The night extended into a gritty Gov't Mule set, later softened by Grace Potter's flawless vocal spot on stage alongside the fellas. The night capped with SCI's second set, ending (as scheduled) well earlier than what most festivals might consider. There was a smaller and distant alternate stage for late night surprises (including Phil Lesh and The Terrapin Family Band), but the main area headliners stopped promptly around 1 in the morning. Maybe I'm getting older, but I didn't cry over the chance to get off my stage-locked feet.
Day two brought Pegi Young to the stage as people pondered on the chance that Neil might join her; we weren't so lucky. Jimmy Cliff was a professional entertainer and educator as he walked us through a story/songs of reggae's rise from ska through the roots; Phil Lesh could be seen enjoying the historian from the side of the stage. SCI knocked out a blissful pre-sunset spot, we got our first of two Furthur visits of the night, and then the anticipated/uncertain/questioned Zac Brown Incident happened. Many fest-vets weren't sure what to make of all this. Zac Brown exists within a scene that doesn't necessarily blend with the world's wookies on a regular basis. But, I've rarely witnessed a more passionate and kind musician on stage. The man humbly but knowingly fronted the stage, kept the crowd moving the entire time, and finally thanked us all for giving him and the other musicians their jobs. I cannot hate on that, and I'm left curious for how he might decide to continue his wade into our hallowed culture.
Saturday brought more of that top-shelf option. Punch Brothers gave us a look at the gracious Chris Thile and his accomplished friends; Thile is best known from Nickel Creek fame. The Black Crowes rocked the place in familiar fashion before the previously mentioned and mind blowing Anastasio set, and then the connections of Lockn's inner sanctum continued to show, through the treats the night had in wait. Widespread Panic made a first appearance and were later joined by CCR's own John Fogerty for a spread of tracks both old and new. Furthur's third slot of the weekend included a rendition of Workingman's Dead and a visit from the day's highlight; Anastasio joined the godfathers of Furthur for "Casey Jones" and a brilliant "Scarlet Begonias" > "Fire on the Mountain," among others.

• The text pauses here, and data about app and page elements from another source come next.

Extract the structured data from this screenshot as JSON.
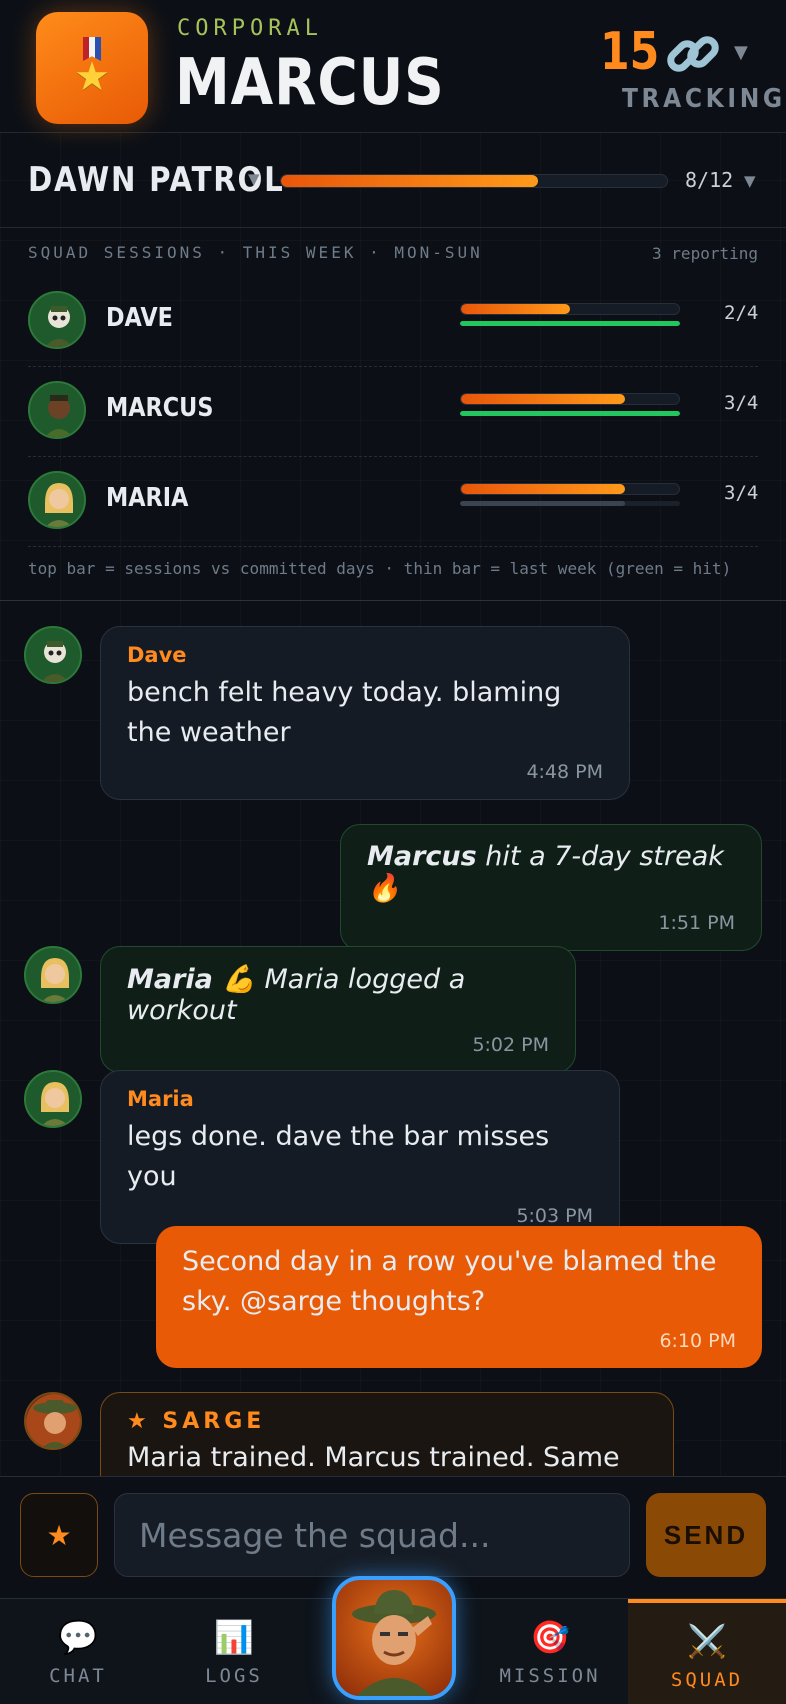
{
  "header": {
    "rank": "CORPORAL",
    "name": "MARCUS",
    "tracking_count": "15",
    "tracking_label": "TRACKING"
  },
  "patrol": {
    "name": "DAWN PATROL",
    "progress_label": "8/12",
    "progress": 0.667
  },
  "sessions": {
    "heading": "SQUAD SESSIONS · THIS WEEK · MON-SUN",
    "reporting": "3 reporting",
    "members": [
      {
        "name": "DAVE",
        "count": "2/4",
        "progress": 0.5,
        "last_week": 1.0,
        "last_week_hit": true
      },
      {
        "name": "MARCUS",
        "count": "3/4",
        "progress": 0.75,
        "last_week": 1.0,
        "last_week_hit": true
      },
      {
        "name": "MARIA",
        "count": "3/4",
        "progress": 0.75,
        "last_week": 0.75,
        "last_week_hit": false
      }
    ],
    "legend": "top bar = sessions vs committed days · thin bar = last week (green = hit)"
  },
  "chat": {
    "messages": [
      {
        "sender": "Dave",
        "text": "bench felt heavy today. blaming the weather",
        "time": "4:48 PM"
      },
      {
        "event_name": "Marcus",
        "event_text": " hit a 7-day streak 🔥",
        "time": "1:51 PM"
      },
      {
        "event_name": "Maria 💪",
        "event_text": " Maria logged a workout",
        "time": "5:02 PM"
      },
      {
        "sender": "Maria",
        "text": "legs done. dave the bar misses you",
        "time": "5:03 PM"
      },
      {
        "text": "Second day in a row you've blamed the sky. @sarge thoughts?",
        "time": "6:10 PM"
      },
      {
        "sender": "★ SARGE",
        "text": "Maria trained. Marcus trained. Same"
      }
    ]
  },
  "composer": {
    "placeholder": "Message the squad...",
    "send_label": "SEND"
  },
  "nav": {
    "chat": "CHAT",
    "logs": "LOGS",
    "mission": "MISSION",
    "squad": "SQUAD"
  },
  "colors": {
    "accent": "#ff8a1e",
    "hit": "#22c55e",
    "miss": "#3a4350",
    "outgoing": "#e85a05"
  },
  "icons": {
    "rank": "medal-icon",
    "tracking": "link-icon",
    "chat": "speech-bubble-icon",
    "logs": "bar-chart-icon",
    "mission": "target-icon",
    "squad": "crossed-swords-icon"
  }
}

Sunday saw some guests trickle away as distant jobs called on Monday morning. Those so blessed as to be able to stay baked through the hottest day of the event. Col. Bruce Hampton and his friends got funky before Tedeschi Trucks Band showed their deep roots (Chris Robinson and Bob Weir sitting in), and finally some of the festival's giants got one last shot at the stage. In the continuing interlocking spirit, The Black Crowes were joined by Tedeschi, Trucks and Weir, Widespread Panic was joined by Trucks, and Furthur was joined by Tedeschi and their old friend, Jimmy Herring. For those so interested in who played what, the festival ended with "Brokedown Palace."
It's an interesting last song for a festival that has the potential to become a great fortress in the summer scene. Lockn's finer aspects have already overshadowed my memories of any first year learning moments, and my fingers are crossed that the magical land of Lockn' will rebuild in a year. Maybe we can get Neil Young back on that lineup! But, even if we cannot lock him in, I'll be there for another great experience, my friends will certainly be of like mind, and friends I don't yet know will certainly be lining up alongside us. Virginia needs and loves you, Lockn', so keep it coming...
Article by: Jeremy Sanchez
Photos by: Robbi Cohn